Ulster Liberal Party


The Ulster Liberal Party was a liberal and non-sectarian political party in Northern Ireland linked to the British Liberal Party. The party was officially neutral on the constitutional position of Northern Ireland. Members expressed different views on the issue but agreed that Northern Ireland could only join the Republic of Ireland if that was the wish of the majority of the people of Northern Ireland.[1]

Ulster Liberal Party
Founded1956
Dissolved1987
IdeologyLiberalism
Political positionCentre
National affiliationLiberal Party
ColoursYellow

History


The party succeeded the Northern Ireland Liberal Association, which was active before the First World War and was relaunched in May 1928.[2] It nominated candidates in the 1929 UK general election,[3] including future Seanad Éireann member Denis Ireland and Unbought Tenants' Association MP George Henderson, before the party became inactive.

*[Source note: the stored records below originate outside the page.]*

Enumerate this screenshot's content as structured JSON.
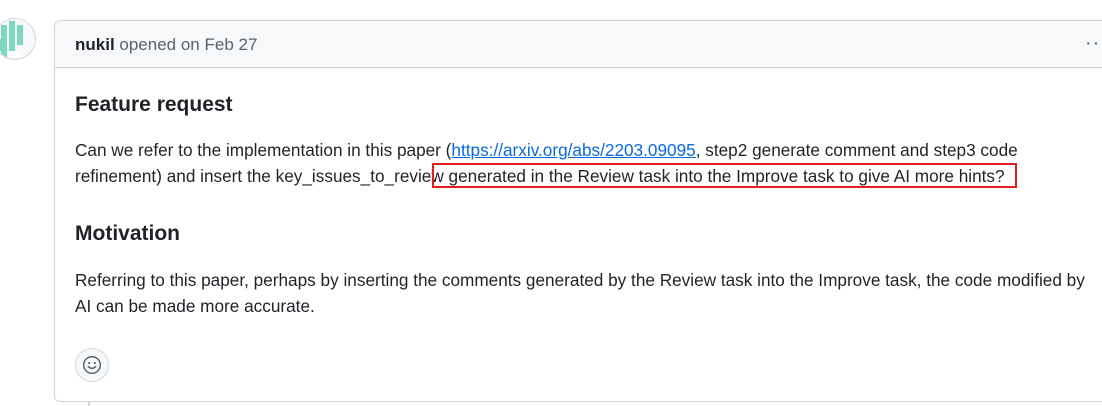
{
  "comment": {
    "author": "nukil",
    "opened_text": " opened on Feb 27",
    "more_label": "···"
  },
  "body": {
    "heading_feature": "Feature request",
    "feature_text_1": "Can we refer to the implementation in this paper (",
    "paper_link": "https://arxiv.org/abs/2203.09095",
    "feature_text_2": ", step2 generate comment and step3 code refinement) and insert the key_issues_to_review generated in the Review task into the Improve task to give AI more hints?",
    "heading_motivation": "Motivation",
    "motivation_text": "Referring to this paper, perhaps by inserting the comments generated by the Review task into the Improve task, the code modified by AI can be made more accurate."
  },
  "icons": {
    "avatar": "identicon-avatar",
    "more": "kebab-horizontal-icon",
    "reaction": "smiley-icon"
  },
  "colors": {
    "link": "#0969da",
    "highlight": "#e02020",
    "identicon": "#7fd6c1"
  }
}
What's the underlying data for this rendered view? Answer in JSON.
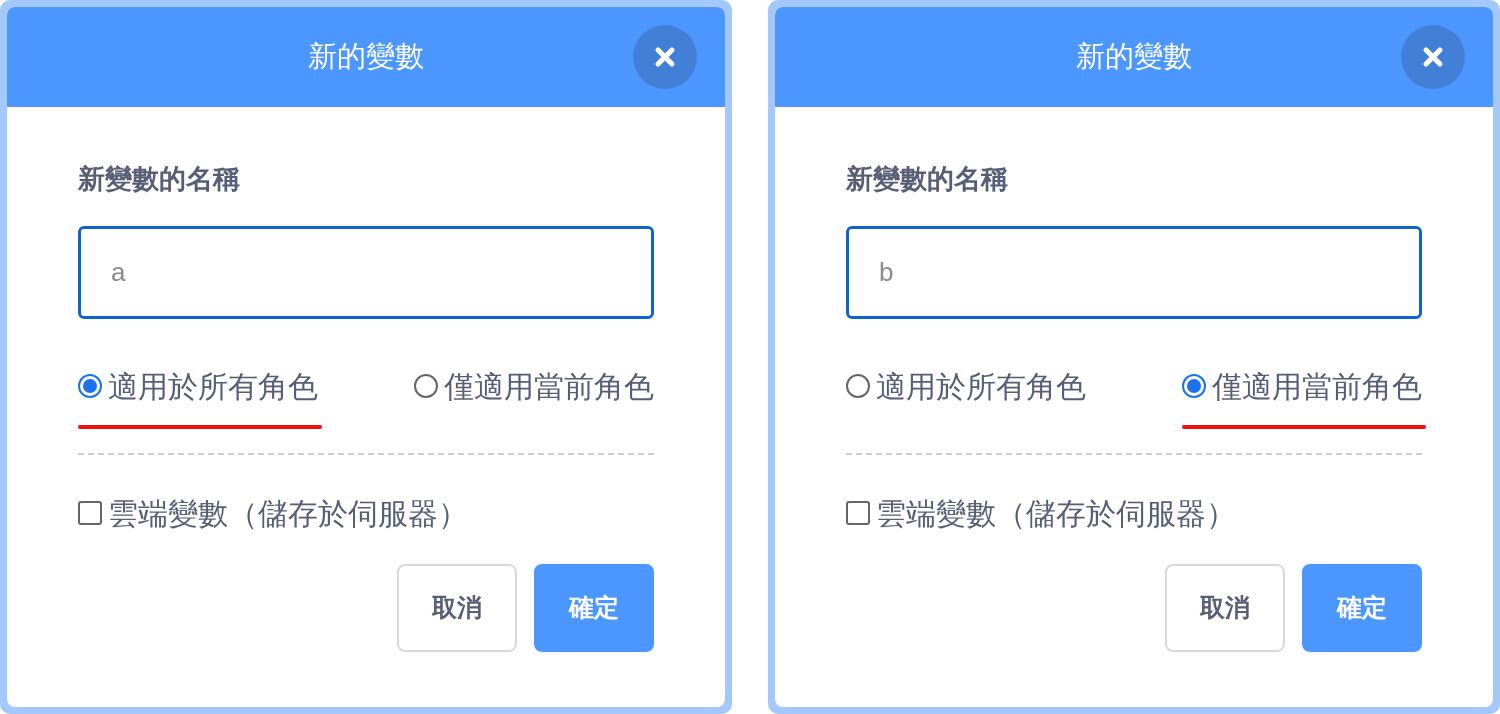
{
  "dialogs": [
    {
      "title": "新的變數",
      "name_label": "新變數的名稱",
      "name_value": "a",
      "scope_options": [
        {
          "label": "適用於所有角色",
          "selected": true
        },
        {
          "label": "僅適用當前角色",
          "selected": false
        }
      ],
      "cloud": {
        "label": "雲端變數（儲存於伺服器）",
        "checked": false
      },
      "buttons": [
        {
          "label": "取消",
          "kind": "cancel"
        },
        {
          "label": "確定",
          "kind": "ok"
        }
      ]
    },
    {
      "title": "新的變數",
      "name_label": "新變數的名稱",
      "name_value": "b",
      "scope_options": [
        {
          "label": "適用於所有角色",
          "selected": false
        },
        {
          "label": "僅適用當前角色",
          "selected": true
        }
      ],
      "cloud": {
        "label": "雲端變數（儲存於伺服器）",
        "checked": false
      },
      "buttons": [
        {
          "label": "取消",
          "kind": "cancel"
        },
        {
          "label": "確定",
          "kind": "ok"
        }
      ]
    }
  ]
}
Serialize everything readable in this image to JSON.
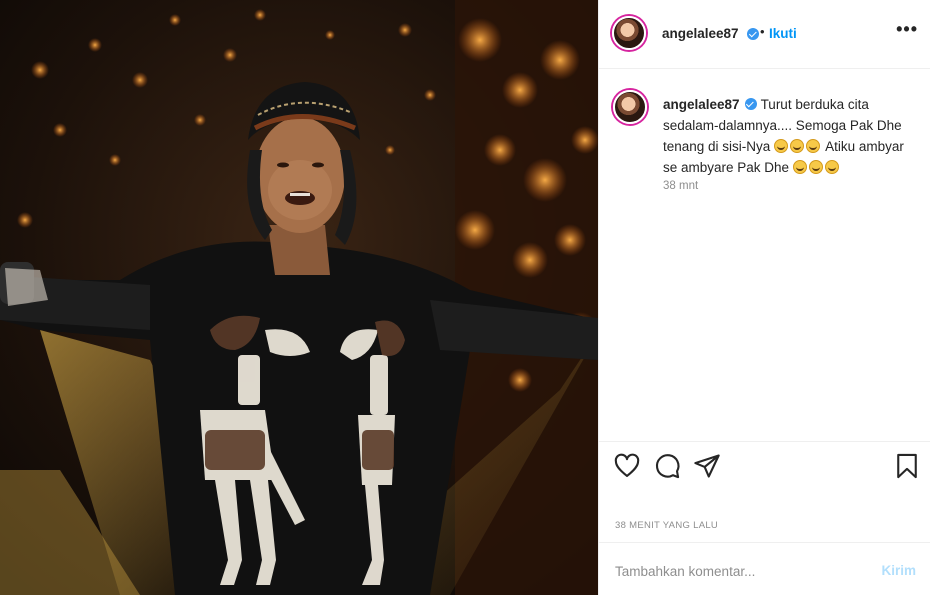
{
  "post": {
    "username": "angelalee87",
    "verified": true,
    "follow_separator": "•",
    "follow_label": "Ikuti",
    "more_icon": "more-options-icon",
    "more_label": "•••"
  },
  "caption": {
    "username": "angelalee87",
    "text_part1": "Turut berduka cita sedalam-dalamnya.... Semoga Pak Dhe tenang di sisi-Nya",
    "text_part2": "Atiku ambyar se ambyare Pak Dhe",
    "emoji_name": "loudly-crying-face",
    "time": "38 mnt"
  },
  "actions": {
    "like_icon": "heart-icon",
    "comment_icon": "comment-icon",
    "share_icon": "share-icon",
    "save_icon": "bookmark-icon"
  },
  "posted_time": "38 MENIT YANG LALU",
  "comment": {
    "placeholder": "Tambahkan komentar...",
    "send_label": "Kirim"
  },
  "colors": {
    "link": "#0095f6",
    "verified": "#3897f0",
    "muted": "#8e8e8e",
    "send_disabled": "#b2dffc"
  }
}
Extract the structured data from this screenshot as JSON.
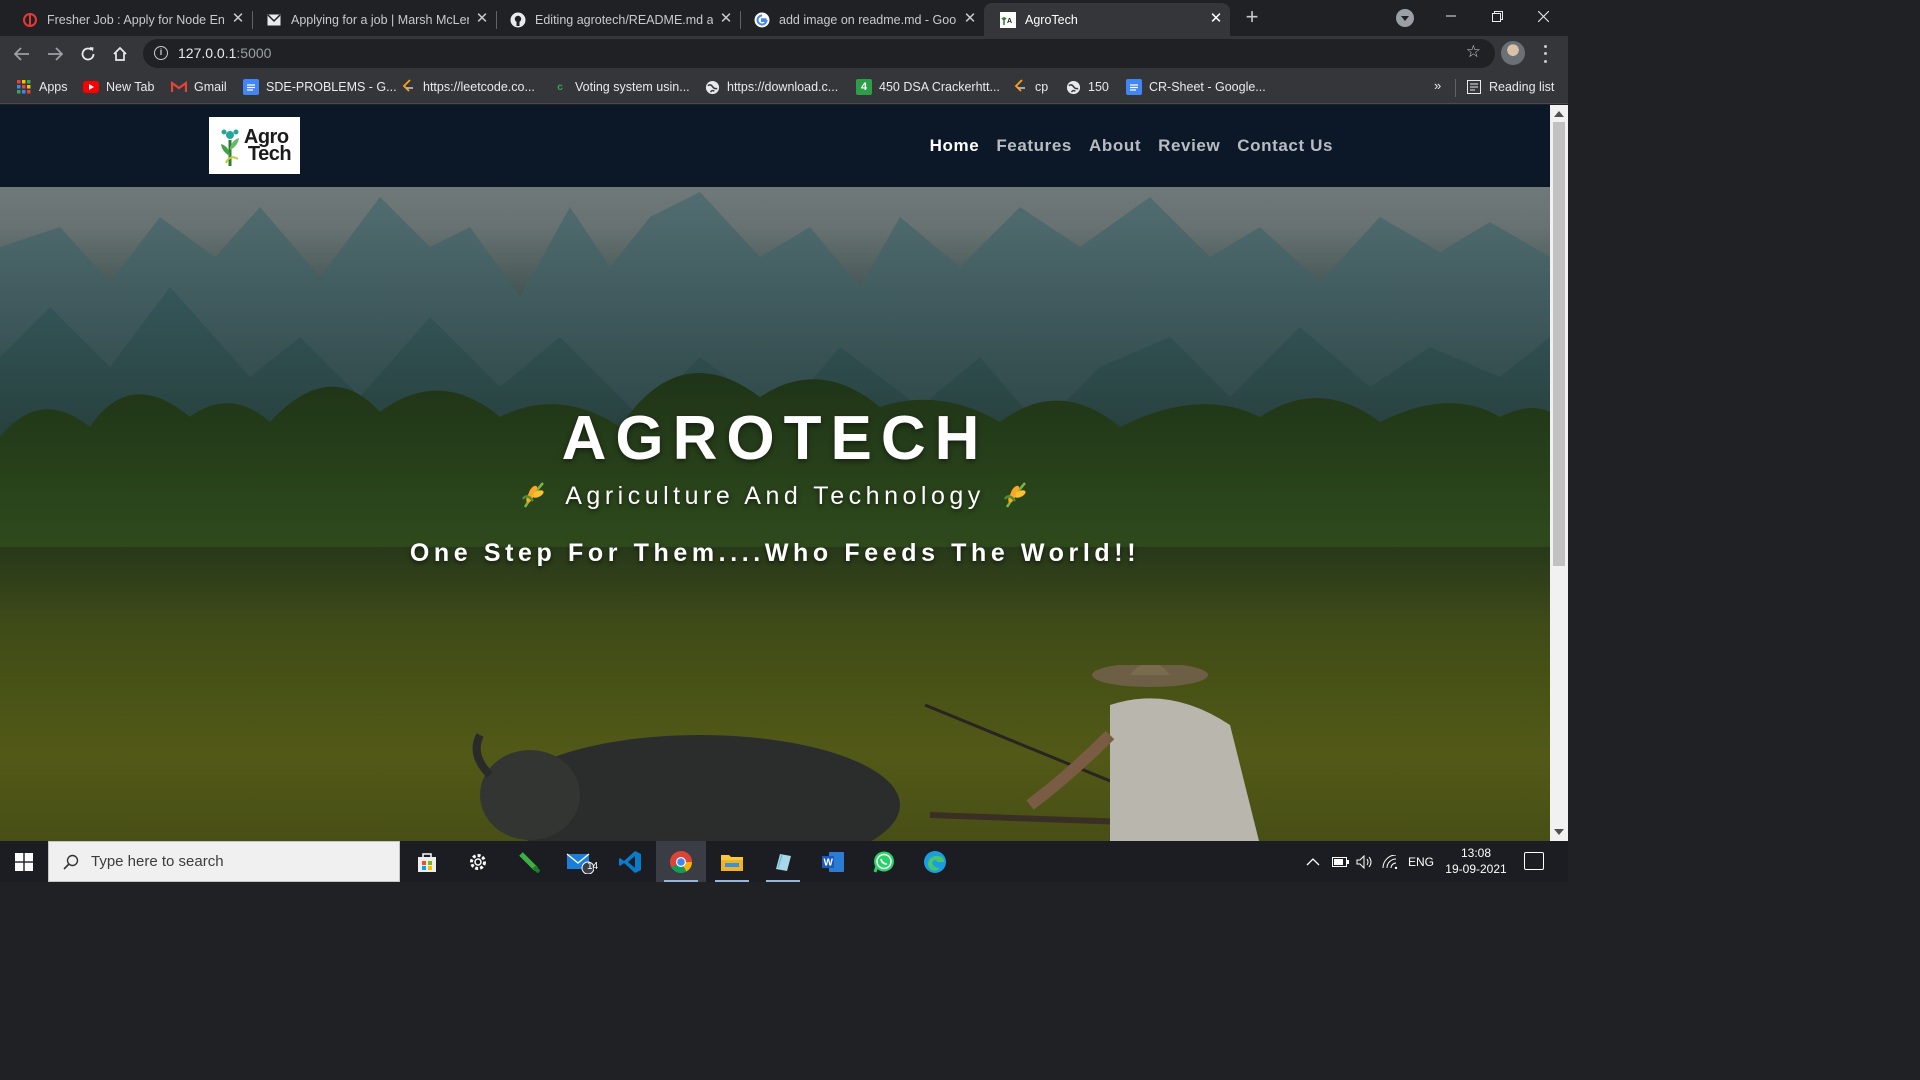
{
  "browser": {
    "tabs": [
      {
        "title": "Fresher Job : Apply for Node Eng",
        "icon": "job-site-icon",
        "active": false
      },
      {
        "title": "Applying for a job | Marsh McLen",
        "icon": "mail-icon",
        "active": false
      },
      {
        "title": "Editing agrotech/README.md at",
        "icon": "github-icon",
        "active": false
      },
      {
        "title": "add image on readme.md - Goo",
        "icon": "google-icon",
        "active": false
      },
      {
        "title": "AgroTech",
        "icon": "agrotech-favicon",
        "active": true
      }
    ],
    "new_tab_label": "+",
    "url_host": "127.0.0.1",
    "url_port": ":5000",
    "bookmarks": [
      {
        "label": "Apps",
        "icon": "apps-grid-icon"
      },
      {
        "label": "New Tab",
        "icon": "youtube-icon"
      },
      {
        "label": "Gmail",
        "icon": "gmail-icon"
      },
      {
        "label": "SDE-PROBLEMS - G...",
        "icon": "google-docs-icon"
      },
      {
        "label": "https://leetcode.co...",
        "icon": "leetcode-icon"
      },
      {
        "label": "Voting system usin...",
        "icon": "c-site-icon"
      },
      {
        "label": "https://download.c...",
        "icon": "globe-icon"
      },
      {
        "label": "450 DSA Crackerhtt...",
        "icon": "green-4-icon"
      },
      {
        "label": "cp",
        "icon": "leetcode-icon"
      },
      {
        "label": "150",
        "icon": "globe-icon"
      },
      {
        "label": "CR-Sheet - Google...",
        "icon": "google-docs-icon"
      }
    ],
    "bookmarks_overflow": "»",
    "reading_list": "Reading list"
  },
  "site": {
    "logo_line1": "Agro",
    "logo_line2": "Tech",
    "nav": [
      {
        "label": "Home",
        "active": true
      },
      {
        "label": "Features",
        "active": false
      },
      {
        "label": "About",
        "active": false
      },
      {
        "label": "Review",
        "active": false
      },
      {
        "label": "Contact Us",
        "active": false
      }
    ],
    "hero_title": "AGROTECH",
    "hero_subtitle": "Agriculture And Technology",
    "hero_subtitle_icon": "wheat-icon",
    "hero_tagline": "One Step For Them....Who Feeds The World!!"
  },
  "taskbar": {
    "search_placeholder": "Type here to search",
    "mail_badge": "14",
    "language": "ENG",
    "time": "13:08",
    "date": "19-09-2021"
  },
  "colors": {
    "navbar_bg": "#0c1828",
    "nav_active": "#ffffff",
    "nav_inactive": "#b8bcc2",
    "chrome_dark": "#202124",
    "chrome_toolbar": "#35363a"
  }
}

The party was re-founded by Albert McElroy in 1956, as the Ulster Liberal Association.[4] From 1961 to 1969, the party had one seat in the House of Commons of Northern Ireland, when Sheelagh Murnaghan held one of the four seats allocated to Queen's University, Belfast.[4] It was represented on the committee of the Northern Ireland Civil Rights Association in 1967. As a party it sought to end sectarian divisions in Northern Ireland and Murnaghan tried on four occasions to pass a Bill of Rights in the Northern Ireland Parliament to address discrimination.[5]

In 1969 Claude Wilton became a senator for the party in the Senate of Northern Ireland.[6]

After 1970, it suffered the loss of many of its members to the Alliance Party of Northern Ireland.[4] Its last political contest was the 1985 local government election,[7] after which its last remnants joined the Labour '87 group.[citation needed] The Liberal Democrats, successor to the British Liberal Party, later formed links with the Alliance Party. There is also a small local party of the Liberal Democrats in Northern Ireland.

Leadership


As of 1971, the party's president was McElroy, while John Quinn was the chair, and Berkley Farr was the secretary.[8] Cecil Bell replaced Farr as secretary, and James Murray took over in 1979. From 1978 until 1982, the chair was Mervyn Cowan, the secretary was James Murray, and the position of president had been abolished. Patricia Cowan was the treasurer throughout.[9]

Electoral performance


Northern Ireland Parliament & Assembly elections

Year No. of votes Share of votes Seats
1958 759 0.3%
0 / 52
1962 11,005 3.6%
1 / 52
1965 12,618 3.9%
1 / 52
1969 7,337 1.3%
0 / 52
1973 811 0.1%
0 / 78
1982 65 0.0%
0 / 78

United Kingdom House of Commons elections

Year No. of votes Share of votes Seats
1959 3,253 0.6%
0 / 12
1964 17,354 2.7%
0 / 12
1966 29,109 4.9%
0 / 12
1970 10,929 1.4%
0 / 12

References


  1. Illingworth, Ruth (2019). Sheelagh Murnaghan: Stormont's only Liberal MP. Ulster Historical Foundation. pp. 13, 24.
  2. "Ulster Liberals", Manchester Guardian, 1 March 1928, p.8
  3. "Ulster's General Election", Manchester Guardian, 15 April 1929, p.14
  4. Fionnuala O'Connor, "Pride of the Ulster Liberals", The Guardian, 16 September 1993
  5. Illingworth, Ruth (2019). Sheelagh Murnaghan: Stormont's only Liberal MP. Ulster Historical Foundation. p. 26, 66.
  6. Illingworth, Ruth (2019). Sheelagh Murnaghan: Stormont's only Liberal MP. Ulster Historical Foundation. p. 63.
  7. Abstracts on Organisations – 'U', CAIN Web Service
  8. "Ulster Liberal Party". The Political Companion (8): 53. July–September 1971.
  9. "Ulster Liberal Party". The Political Companion (32): 64. Spring 1982.